* Exercise description *
Go through the data underneath and report how many lines hold the string "name", giving only the number.

Segment Start: Supplied data

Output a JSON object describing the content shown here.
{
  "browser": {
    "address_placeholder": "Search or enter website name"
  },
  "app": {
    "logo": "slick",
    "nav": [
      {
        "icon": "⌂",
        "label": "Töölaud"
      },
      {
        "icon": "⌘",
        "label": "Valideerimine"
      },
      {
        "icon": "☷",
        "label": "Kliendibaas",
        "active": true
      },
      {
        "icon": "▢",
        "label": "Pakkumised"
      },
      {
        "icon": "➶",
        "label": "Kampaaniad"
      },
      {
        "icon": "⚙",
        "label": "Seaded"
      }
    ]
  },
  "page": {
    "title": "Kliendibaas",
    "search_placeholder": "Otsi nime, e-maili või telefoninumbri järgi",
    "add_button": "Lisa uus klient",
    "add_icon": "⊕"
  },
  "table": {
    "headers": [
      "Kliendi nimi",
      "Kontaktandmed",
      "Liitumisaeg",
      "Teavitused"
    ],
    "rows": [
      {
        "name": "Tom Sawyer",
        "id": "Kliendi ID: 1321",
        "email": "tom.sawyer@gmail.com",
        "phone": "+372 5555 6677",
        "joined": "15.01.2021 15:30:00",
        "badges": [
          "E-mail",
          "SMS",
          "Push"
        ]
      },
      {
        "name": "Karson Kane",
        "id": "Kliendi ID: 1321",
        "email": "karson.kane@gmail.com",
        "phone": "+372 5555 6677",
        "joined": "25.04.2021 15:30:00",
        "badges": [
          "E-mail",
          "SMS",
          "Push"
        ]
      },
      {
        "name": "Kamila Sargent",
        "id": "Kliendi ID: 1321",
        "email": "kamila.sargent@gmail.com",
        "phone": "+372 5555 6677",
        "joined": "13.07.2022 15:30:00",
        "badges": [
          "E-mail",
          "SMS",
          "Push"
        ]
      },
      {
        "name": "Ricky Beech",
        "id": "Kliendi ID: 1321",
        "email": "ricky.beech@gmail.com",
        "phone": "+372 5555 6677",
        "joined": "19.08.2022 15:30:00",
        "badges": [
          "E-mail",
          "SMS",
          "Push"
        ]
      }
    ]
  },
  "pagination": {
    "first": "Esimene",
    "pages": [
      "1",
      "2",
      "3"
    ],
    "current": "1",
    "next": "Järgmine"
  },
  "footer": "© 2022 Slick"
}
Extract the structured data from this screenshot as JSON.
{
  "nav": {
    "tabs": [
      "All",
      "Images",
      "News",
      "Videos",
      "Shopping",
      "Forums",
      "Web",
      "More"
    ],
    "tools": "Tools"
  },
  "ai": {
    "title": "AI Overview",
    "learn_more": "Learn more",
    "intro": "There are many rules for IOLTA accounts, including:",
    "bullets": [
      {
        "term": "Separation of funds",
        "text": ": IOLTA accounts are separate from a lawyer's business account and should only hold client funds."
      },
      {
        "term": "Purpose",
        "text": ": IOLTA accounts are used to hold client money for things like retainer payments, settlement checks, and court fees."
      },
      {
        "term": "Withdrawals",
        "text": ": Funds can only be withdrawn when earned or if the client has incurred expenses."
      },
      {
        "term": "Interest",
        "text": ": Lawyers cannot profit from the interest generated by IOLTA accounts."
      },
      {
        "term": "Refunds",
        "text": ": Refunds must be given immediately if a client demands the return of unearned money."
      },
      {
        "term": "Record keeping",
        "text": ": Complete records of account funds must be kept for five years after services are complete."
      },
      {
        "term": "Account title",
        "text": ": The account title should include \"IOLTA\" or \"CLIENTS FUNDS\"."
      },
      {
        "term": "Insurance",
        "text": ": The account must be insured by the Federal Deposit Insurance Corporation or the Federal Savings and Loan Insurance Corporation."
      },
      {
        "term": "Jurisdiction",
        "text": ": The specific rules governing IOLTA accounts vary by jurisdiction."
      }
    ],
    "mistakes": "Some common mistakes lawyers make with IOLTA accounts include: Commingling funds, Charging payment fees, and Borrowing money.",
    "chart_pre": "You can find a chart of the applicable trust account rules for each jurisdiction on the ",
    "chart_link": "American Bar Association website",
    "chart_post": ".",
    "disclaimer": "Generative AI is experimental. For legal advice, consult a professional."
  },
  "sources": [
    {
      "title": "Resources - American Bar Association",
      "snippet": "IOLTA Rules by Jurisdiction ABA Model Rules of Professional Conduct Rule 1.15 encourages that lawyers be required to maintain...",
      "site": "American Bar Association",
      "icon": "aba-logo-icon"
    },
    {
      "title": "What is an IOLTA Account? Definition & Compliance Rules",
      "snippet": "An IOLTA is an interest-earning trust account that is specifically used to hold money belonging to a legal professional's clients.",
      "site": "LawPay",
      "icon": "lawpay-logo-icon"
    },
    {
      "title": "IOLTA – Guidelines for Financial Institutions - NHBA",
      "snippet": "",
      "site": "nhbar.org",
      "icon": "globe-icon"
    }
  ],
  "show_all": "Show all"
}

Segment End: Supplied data

* Answer space *
5